● TASK DESCRIPTION:
From the line containing "Parse this screenshot: output" down to the final entry below, restate each line word for word.

• • • • • • •

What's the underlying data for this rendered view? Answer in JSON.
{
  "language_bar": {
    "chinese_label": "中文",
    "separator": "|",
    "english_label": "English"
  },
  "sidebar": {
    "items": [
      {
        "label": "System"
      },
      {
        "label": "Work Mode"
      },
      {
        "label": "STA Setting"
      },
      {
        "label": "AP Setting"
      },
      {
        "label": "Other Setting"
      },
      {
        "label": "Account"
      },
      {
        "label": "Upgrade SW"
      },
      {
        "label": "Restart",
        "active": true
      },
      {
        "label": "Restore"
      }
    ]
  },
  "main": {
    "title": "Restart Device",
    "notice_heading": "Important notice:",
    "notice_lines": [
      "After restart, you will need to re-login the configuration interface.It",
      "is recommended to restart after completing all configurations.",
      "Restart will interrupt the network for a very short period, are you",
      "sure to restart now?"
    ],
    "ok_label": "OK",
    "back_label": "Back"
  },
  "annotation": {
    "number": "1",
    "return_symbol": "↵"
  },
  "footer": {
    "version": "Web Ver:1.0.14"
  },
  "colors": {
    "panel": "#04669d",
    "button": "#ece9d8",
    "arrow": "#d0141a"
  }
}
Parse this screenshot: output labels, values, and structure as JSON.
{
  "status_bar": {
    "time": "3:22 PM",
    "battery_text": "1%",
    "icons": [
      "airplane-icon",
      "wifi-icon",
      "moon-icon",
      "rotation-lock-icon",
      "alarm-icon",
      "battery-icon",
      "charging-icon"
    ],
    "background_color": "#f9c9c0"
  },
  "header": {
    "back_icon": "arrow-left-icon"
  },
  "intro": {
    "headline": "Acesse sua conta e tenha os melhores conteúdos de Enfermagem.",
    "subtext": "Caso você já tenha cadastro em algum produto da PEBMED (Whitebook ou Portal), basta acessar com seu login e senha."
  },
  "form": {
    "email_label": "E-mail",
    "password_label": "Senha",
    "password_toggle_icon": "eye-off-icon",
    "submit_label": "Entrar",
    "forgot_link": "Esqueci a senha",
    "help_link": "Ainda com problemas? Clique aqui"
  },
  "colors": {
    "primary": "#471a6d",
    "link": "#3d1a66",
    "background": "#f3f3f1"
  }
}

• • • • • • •

● FINISHED EXERCISE:
Parse this screenshot: output labels, values, and structure as JSON.
{
  "status_bar": {
    "time": "3:22 PM",
    "battery_text": "1%",
    "icons": [
      "airplane-icon",
      "wifi-icon",
      "moon-icon",
      "rotation-lock-icon",
      "alarm-icon",
      "battery-icon",
      "charging-icon"
    ],
    "background_color": "#f9c9c0"
  },
  "header": {
    "back_icon": "arrow-left-icon"
  },
  "intro": {
    "headline": "Acesse sua conta e tenha os melhores conteúdos de Enfermagem.",
    "subtext": "Caso você já tenha cadastro em algum produto da PEBMED (Whitebook ou Portal), basta acessar com seu login e senha."
  },
  "form": {
    "email_label": "E-mail",
    "password_label": "Senha",
    "password_toggle_icon": "eye-off-icon",
    "submit_label": "Entrar",
    "forgot_link": "Esqueci a senha",
    "help_link": "Ainda com problemas? Clique aqui"
  },
  "colors": {
    "primary": "#471a6d",
    "link": "#3d1a66",
    "background": "#f3f3f1"
  }
}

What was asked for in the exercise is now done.